Supplied records:
┄┄┄┄┄┄┄┄┄┄┄┄┄┄┄┄┄┄┄┄
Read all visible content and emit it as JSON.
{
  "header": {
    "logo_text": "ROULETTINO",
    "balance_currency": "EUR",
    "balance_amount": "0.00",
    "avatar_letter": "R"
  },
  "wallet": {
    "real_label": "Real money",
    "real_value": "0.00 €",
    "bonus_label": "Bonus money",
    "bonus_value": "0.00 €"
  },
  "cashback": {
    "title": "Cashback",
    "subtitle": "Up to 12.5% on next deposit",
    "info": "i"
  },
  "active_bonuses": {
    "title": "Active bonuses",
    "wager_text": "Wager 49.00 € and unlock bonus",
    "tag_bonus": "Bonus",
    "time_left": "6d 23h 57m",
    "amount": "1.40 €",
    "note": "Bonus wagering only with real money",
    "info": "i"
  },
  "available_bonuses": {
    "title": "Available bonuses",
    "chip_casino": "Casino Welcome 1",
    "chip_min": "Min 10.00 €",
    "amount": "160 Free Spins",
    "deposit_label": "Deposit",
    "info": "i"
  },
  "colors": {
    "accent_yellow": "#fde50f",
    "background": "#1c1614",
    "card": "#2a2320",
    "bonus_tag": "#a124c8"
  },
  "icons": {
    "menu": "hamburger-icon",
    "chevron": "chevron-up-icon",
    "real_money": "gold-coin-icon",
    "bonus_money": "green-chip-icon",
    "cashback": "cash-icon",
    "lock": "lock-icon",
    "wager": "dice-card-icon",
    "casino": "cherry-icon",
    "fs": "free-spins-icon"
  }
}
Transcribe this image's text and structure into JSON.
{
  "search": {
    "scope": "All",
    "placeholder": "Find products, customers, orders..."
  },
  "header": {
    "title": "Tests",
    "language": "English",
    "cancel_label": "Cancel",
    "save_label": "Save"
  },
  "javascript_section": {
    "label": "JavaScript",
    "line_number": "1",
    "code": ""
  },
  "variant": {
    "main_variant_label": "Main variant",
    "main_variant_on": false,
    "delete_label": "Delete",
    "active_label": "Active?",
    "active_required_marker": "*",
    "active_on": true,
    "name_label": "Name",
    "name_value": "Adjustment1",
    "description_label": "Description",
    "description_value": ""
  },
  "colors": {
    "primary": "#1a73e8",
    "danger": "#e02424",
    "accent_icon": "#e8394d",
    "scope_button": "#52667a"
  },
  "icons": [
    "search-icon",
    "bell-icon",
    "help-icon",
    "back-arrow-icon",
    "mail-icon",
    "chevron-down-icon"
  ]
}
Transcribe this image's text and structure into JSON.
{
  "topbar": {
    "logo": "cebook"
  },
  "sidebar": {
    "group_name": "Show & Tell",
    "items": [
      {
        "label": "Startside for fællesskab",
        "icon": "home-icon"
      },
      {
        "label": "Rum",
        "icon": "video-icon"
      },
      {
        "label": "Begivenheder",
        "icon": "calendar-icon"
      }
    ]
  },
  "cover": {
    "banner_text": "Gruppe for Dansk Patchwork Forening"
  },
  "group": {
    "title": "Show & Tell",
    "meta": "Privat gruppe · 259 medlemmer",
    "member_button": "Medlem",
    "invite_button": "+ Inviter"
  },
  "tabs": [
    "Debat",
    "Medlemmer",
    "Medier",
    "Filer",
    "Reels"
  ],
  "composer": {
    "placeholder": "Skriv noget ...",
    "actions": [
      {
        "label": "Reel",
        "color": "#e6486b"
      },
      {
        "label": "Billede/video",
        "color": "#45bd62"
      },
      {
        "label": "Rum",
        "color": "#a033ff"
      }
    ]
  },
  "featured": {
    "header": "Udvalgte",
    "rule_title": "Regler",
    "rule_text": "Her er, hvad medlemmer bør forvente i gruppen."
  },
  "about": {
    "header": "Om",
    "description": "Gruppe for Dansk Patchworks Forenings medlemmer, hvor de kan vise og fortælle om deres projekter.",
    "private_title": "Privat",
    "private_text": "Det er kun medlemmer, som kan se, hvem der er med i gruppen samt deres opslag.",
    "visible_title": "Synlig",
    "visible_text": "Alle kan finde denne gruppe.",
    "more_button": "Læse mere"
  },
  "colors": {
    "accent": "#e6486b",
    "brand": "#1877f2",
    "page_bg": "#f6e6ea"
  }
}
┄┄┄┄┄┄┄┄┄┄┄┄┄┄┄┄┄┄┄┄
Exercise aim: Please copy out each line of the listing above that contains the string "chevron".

Solution below:
    "chevron": "chevron-up-icon",
    "chevron-down-icon"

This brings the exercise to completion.